You've read the articles in the parenting magazines. You've talked to the moms in your kids' playgroups. You've developed something of a plan for avoiding power struggles, and for dealing with the inevitable occasional temper tantrum. (If right now you're thinking, Actually, not so much. I have no plan, and my kid's temper tantrums are out of control, don't despair. Take a look at this... and maybe this too. It wouldn't hurt to read this also.) But what happens when your plan fails, or is forgotten because you are tired or busy or in a hurry, and you find yourself face to face with the most unreasonable of all creatures: your tired, sick or hungry and now frustrated child?
Truthfully, there are a few things that are harder to deal with than a raging preschooler, but it's difficult to believe it in the moment. Jack and I had a bit of a power struggle yesterday.
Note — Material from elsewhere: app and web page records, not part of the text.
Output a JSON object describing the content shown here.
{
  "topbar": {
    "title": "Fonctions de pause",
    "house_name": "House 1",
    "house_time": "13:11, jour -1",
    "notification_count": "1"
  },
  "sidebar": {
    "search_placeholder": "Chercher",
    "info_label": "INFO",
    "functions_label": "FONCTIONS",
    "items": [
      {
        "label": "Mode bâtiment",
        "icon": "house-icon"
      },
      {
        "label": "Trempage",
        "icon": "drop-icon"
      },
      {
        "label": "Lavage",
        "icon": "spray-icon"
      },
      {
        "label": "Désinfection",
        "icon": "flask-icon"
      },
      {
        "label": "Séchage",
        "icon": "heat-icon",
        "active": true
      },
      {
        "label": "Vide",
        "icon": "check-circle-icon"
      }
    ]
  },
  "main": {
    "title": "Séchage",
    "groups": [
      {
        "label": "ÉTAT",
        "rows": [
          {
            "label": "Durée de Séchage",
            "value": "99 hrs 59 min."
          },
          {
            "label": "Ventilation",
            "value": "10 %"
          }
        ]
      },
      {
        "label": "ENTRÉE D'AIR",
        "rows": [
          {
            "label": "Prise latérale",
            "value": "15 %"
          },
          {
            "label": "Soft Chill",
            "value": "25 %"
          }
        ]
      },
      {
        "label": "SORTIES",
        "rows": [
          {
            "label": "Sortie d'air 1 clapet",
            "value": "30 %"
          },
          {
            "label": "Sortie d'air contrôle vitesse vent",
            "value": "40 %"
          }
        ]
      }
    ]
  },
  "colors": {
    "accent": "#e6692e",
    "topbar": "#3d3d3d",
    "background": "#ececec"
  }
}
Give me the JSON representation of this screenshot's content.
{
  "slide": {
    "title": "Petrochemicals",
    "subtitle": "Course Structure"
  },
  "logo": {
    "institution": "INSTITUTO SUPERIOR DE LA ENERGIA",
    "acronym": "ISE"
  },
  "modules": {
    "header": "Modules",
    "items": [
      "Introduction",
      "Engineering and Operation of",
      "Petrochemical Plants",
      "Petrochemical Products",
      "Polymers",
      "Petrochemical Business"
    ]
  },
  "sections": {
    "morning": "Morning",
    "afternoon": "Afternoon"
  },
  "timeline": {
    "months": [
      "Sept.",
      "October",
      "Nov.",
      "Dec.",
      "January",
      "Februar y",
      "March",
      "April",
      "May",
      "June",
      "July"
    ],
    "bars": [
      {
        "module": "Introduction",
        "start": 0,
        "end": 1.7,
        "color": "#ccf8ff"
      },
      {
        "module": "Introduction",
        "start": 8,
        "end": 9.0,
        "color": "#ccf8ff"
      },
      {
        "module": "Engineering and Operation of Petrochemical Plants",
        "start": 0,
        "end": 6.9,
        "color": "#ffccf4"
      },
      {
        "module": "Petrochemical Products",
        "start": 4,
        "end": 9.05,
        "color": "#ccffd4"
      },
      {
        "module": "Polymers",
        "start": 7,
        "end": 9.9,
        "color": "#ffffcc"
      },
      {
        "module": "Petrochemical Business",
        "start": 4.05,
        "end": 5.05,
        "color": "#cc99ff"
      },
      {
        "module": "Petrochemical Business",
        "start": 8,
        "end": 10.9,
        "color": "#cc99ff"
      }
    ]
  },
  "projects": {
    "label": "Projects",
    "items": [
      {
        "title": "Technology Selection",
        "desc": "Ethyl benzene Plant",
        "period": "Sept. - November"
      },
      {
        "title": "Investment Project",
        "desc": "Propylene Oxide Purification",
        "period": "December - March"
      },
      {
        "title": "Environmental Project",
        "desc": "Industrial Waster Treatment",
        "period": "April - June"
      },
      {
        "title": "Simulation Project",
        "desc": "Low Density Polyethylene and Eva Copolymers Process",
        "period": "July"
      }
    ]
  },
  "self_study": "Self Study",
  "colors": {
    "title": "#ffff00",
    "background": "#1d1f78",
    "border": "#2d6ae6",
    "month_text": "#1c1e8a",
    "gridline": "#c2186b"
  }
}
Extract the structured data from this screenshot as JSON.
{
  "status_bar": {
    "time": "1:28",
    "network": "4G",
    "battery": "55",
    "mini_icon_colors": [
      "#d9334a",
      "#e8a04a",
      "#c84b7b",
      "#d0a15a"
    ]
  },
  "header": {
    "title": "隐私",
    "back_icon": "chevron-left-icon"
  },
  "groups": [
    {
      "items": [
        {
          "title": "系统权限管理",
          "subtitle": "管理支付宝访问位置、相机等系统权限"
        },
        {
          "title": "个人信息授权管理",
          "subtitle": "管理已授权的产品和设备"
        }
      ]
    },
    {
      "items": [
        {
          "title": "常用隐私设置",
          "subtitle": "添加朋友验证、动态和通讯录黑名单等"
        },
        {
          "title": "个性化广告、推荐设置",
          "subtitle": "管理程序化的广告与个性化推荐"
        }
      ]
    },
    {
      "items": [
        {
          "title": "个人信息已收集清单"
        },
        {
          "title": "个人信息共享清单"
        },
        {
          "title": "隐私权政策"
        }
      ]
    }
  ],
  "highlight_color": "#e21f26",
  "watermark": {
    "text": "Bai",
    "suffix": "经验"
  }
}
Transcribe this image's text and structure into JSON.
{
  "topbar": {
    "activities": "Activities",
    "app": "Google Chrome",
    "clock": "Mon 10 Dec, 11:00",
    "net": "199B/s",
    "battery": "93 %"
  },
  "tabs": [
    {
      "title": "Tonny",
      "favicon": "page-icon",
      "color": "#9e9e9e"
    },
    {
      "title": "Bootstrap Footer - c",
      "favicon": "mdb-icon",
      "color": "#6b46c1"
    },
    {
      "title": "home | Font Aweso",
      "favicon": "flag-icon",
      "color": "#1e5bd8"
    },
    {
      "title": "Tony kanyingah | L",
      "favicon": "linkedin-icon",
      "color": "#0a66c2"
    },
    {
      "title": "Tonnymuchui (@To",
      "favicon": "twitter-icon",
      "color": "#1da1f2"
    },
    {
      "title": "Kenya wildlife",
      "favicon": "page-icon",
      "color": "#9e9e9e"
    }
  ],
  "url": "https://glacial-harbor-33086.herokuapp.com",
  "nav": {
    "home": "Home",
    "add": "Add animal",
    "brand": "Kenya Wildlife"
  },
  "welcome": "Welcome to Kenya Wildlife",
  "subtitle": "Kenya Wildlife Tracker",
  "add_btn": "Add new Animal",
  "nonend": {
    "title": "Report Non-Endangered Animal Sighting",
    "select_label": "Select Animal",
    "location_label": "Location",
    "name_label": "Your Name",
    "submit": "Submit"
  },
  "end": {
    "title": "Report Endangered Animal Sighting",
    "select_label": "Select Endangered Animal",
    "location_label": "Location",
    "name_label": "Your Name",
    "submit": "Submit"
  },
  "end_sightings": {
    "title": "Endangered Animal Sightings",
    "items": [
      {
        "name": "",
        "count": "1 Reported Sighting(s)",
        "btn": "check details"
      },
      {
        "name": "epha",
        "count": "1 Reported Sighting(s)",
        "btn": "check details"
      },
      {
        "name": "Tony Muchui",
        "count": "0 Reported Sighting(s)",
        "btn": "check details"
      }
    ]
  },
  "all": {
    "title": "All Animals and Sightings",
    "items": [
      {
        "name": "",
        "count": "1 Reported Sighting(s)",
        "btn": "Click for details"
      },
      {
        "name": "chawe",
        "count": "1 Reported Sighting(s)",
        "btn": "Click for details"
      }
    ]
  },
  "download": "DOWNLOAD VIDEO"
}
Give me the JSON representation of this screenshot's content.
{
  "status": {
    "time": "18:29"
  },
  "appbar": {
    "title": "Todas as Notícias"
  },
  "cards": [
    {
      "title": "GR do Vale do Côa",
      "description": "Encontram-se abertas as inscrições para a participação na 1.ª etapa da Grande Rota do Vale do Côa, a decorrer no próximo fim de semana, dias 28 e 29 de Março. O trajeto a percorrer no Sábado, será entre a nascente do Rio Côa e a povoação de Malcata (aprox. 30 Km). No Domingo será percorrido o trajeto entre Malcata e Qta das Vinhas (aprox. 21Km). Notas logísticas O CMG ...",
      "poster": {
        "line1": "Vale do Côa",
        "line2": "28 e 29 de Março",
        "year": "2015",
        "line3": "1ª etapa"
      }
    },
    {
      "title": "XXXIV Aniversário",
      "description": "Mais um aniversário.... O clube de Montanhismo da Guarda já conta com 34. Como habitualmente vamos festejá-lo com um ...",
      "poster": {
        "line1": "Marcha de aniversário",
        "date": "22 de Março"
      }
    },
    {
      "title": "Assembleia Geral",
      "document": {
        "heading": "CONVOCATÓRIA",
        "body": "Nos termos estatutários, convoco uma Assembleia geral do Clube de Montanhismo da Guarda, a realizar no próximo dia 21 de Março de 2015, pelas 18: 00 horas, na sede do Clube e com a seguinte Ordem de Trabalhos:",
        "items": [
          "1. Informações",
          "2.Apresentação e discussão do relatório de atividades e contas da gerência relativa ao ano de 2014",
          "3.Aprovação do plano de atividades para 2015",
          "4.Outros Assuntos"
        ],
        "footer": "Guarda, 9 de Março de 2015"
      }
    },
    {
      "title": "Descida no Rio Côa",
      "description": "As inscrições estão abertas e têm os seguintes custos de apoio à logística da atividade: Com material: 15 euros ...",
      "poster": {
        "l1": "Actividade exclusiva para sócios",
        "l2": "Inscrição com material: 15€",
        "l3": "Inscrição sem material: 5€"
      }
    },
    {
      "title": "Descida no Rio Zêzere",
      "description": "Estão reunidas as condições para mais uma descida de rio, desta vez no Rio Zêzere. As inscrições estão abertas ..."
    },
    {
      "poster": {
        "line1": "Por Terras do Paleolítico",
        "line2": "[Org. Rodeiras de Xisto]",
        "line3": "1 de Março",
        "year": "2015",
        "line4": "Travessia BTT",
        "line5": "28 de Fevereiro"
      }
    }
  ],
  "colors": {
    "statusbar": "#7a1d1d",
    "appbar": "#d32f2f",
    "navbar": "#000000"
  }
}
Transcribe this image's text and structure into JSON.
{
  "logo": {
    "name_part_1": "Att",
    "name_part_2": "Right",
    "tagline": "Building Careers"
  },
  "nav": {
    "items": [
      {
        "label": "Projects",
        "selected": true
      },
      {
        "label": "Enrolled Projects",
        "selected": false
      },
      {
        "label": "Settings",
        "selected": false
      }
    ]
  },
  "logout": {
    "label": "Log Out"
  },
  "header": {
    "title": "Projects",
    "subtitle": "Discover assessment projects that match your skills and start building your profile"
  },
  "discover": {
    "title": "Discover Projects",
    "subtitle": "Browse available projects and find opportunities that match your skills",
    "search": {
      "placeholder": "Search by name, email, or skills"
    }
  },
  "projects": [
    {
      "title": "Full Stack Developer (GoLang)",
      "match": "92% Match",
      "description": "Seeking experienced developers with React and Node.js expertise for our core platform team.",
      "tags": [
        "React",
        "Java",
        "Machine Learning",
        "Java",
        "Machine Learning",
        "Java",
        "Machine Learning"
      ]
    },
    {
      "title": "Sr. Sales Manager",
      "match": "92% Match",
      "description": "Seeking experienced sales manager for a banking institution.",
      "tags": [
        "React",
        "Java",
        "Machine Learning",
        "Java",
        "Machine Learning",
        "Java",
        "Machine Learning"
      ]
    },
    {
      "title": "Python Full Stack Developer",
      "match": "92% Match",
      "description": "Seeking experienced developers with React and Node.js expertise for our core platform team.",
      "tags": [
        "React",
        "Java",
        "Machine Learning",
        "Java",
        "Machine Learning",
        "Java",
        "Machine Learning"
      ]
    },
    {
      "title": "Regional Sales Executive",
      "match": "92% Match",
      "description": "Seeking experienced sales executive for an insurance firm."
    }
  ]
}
He has been sick and not napping, and it was late in the day. I won't bore you with the details. Let's just say it started with my being bonked on the head with a toy (accompanied by preschooler giggles) after repeatedly asking Jack to put his toys away (repeating my request was the first of my many mistakes in the interaction), and finally ended half an hour later when Jack did as he was asked. Somehow my child got the idea that not only does he not have to listen to his mum or do what she says, he can just go ahead and mock my authority altogether. I recognized that this was a serious problem, and stood my ground. Jack did as he was asked because he finally recognized that he wasn't going to get what he wanted any other way, but that was a tough half hour!
Ahhh, preschoolers. They are an absolute delight 90% of the time. I asked Jack how he felt after putting his toys away. He smiled at me and said, "I feel happy. That's my favourite thing to do: cleanin' up." That made me feel pretty good too.